I have had the pleasure of watching RCB twice in person, both at the Eden Gardens, with both matches yielding victories. There was the 2019 match that saw Kohli notch up his fifth IPL century, bringing Eden to its feet. And then there was the first eliminator from last season, when another century grabbed the headlines, this time from young star Rajat Patidar, sending RCB through to the second qualifier. Returning home with a sore throat had never felt better, but what surprised me was the passion in Kolkata for RCB. Streets were lined with red in the land of purple and gold and RCB chants could be heard on both sides of the Vidyasagar Setu.
Coming to this season, I cheer more in expectation than hope. Over the last three years, RCB have got rid of their yo-yo tendencies to become a stable side that is not reliant on one or two individuals. With Faf du Plessis reinventing himself as a powerplay smasher as well as an astute T20 leader, with Glenn Maxwell taking more responsibility, and with Hasaranga and Harshal Patel capable of picking a wicket at any point, this is a new RCB that knows how to function as a unit. This also means that Kohli, no longer captain, is liberated.
There is nothing I want more from the IPL than to see Kohli’s arc of glory come to its rightful fruition. The only player in IPL history to play for a single team for 15 years (soon to be 16) deserves that one winner’s trophy. In case he misses out again, his greatness will not be diminished, but his story will.

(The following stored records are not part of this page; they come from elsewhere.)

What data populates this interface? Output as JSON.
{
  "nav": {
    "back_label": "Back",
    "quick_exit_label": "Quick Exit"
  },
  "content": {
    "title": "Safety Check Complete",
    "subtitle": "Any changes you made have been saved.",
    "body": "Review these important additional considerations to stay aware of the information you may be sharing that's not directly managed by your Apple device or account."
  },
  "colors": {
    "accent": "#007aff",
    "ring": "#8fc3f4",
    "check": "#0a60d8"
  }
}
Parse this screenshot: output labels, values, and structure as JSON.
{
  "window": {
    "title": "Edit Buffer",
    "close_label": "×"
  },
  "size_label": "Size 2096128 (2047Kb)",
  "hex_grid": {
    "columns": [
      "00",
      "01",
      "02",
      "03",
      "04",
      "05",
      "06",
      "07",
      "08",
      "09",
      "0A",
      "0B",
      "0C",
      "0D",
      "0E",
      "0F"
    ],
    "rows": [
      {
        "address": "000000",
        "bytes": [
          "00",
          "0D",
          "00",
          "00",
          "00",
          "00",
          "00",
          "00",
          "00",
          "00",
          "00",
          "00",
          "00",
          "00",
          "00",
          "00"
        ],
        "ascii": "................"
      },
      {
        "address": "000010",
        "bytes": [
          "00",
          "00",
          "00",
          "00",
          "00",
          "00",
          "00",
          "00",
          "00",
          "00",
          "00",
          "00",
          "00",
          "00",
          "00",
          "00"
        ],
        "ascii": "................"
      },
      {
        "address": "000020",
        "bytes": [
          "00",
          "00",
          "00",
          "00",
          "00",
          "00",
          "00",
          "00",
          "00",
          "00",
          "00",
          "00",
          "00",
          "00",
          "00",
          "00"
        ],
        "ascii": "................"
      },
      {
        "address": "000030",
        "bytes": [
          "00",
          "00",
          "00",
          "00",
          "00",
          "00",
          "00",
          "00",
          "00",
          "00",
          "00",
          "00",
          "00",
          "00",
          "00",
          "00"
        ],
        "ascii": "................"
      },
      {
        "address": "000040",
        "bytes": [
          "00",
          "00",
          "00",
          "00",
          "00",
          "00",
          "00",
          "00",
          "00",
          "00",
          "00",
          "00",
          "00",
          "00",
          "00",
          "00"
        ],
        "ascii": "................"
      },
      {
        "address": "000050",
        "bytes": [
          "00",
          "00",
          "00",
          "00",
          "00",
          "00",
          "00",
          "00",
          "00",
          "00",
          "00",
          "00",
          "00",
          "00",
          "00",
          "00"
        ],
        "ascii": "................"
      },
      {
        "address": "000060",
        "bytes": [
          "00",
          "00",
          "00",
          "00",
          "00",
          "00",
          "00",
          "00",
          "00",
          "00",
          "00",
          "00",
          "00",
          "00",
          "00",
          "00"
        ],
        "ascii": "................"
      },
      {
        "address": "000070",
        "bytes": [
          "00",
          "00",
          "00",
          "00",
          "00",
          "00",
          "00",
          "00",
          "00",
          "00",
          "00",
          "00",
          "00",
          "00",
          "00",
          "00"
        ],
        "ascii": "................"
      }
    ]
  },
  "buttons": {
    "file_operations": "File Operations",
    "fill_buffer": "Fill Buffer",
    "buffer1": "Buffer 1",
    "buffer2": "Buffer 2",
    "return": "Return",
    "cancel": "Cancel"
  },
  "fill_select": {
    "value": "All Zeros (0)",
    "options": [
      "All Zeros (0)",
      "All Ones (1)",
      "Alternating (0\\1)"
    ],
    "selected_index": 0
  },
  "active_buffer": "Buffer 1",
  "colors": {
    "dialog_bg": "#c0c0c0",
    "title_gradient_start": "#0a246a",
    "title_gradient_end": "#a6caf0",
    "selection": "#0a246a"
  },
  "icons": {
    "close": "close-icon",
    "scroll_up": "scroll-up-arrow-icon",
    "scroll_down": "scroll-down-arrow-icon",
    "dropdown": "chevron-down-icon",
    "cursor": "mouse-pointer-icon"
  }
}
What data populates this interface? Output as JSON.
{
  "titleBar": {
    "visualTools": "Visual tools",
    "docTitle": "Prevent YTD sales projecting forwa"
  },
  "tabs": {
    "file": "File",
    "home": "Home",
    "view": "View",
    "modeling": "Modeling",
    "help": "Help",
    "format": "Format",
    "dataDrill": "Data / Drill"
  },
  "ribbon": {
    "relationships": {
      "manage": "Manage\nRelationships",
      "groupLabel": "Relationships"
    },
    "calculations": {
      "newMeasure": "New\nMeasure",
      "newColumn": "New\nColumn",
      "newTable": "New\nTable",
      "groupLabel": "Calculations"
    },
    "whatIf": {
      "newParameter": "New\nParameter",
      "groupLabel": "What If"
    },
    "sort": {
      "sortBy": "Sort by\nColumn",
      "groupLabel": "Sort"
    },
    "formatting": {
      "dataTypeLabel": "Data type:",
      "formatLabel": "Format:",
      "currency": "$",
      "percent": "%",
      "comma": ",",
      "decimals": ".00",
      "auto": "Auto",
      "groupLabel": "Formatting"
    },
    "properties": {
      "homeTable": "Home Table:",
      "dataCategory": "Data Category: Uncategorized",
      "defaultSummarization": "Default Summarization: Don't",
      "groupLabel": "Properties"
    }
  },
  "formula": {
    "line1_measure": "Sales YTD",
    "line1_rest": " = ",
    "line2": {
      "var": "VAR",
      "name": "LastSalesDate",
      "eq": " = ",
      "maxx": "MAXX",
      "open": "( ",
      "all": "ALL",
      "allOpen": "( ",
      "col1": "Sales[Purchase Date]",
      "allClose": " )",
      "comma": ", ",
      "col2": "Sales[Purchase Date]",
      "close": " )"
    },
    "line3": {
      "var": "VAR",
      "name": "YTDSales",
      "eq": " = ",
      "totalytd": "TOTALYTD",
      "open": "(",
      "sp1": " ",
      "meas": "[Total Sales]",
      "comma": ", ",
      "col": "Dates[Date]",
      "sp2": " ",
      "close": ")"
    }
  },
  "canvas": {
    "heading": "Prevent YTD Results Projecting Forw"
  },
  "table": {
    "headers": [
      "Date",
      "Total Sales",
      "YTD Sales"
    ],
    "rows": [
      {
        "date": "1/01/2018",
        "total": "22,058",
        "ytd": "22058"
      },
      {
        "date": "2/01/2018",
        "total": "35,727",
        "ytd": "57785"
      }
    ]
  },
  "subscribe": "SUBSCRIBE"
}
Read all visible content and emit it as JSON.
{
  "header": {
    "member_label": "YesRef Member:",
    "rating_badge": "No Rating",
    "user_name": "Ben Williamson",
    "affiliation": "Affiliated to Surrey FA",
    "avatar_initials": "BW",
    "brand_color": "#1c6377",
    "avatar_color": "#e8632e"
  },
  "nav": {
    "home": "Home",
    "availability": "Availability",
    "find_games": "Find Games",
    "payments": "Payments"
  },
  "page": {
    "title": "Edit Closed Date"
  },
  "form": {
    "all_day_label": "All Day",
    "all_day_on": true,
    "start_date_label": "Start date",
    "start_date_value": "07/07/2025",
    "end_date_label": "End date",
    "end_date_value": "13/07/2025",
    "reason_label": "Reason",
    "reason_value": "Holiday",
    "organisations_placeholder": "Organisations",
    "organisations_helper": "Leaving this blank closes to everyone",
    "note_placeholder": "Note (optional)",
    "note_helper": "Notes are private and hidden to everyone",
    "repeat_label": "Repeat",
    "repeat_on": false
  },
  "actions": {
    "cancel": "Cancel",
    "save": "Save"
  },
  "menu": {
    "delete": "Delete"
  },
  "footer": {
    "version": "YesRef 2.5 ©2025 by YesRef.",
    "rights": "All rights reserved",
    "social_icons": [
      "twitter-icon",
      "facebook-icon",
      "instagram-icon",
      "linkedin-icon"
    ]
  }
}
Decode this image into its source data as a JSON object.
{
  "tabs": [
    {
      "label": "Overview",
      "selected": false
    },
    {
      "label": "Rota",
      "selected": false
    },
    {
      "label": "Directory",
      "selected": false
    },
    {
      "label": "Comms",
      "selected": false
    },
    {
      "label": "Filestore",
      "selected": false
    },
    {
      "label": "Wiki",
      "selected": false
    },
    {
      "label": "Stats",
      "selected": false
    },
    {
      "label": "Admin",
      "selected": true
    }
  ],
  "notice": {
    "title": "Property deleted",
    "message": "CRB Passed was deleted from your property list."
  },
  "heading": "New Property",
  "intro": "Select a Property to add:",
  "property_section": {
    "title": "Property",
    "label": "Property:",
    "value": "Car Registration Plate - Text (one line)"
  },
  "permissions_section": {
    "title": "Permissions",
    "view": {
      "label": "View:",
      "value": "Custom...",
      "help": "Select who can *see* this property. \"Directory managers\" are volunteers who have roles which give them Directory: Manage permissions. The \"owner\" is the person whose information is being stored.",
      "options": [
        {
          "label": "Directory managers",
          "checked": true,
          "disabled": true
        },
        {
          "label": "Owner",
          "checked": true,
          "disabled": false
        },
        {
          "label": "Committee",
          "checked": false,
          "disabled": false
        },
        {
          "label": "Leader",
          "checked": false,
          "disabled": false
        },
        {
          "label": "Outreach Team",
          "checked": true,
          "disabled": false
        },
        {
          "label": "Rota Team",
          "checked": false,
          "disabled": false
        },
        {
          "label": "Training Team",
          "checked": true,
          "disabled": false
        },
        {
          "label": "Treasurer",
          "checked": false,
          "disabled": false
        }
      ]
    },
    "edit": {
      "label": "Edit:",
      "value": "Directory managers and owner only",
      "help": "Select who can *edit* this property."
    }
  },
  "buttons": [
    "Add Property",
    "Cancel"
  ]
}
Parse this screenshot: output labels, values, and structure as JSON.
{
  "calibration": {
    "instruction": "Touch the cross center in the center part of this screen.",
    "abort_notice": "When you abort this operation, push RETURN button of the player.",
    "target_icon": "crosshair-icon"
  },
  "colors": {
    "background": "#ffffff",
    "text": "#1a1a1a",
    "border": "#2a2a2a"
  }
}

And so with our hearts full of anticipation and our voices eager to be cracked, we go once more. Entering the 16th season as the 12th man (unfortunately, not an impact substitute!) with the assurance that even if we fall again, we will rise anew, with more and more of us committed to the cause. That, after all, is the RCB way. Win or lose, we always stay.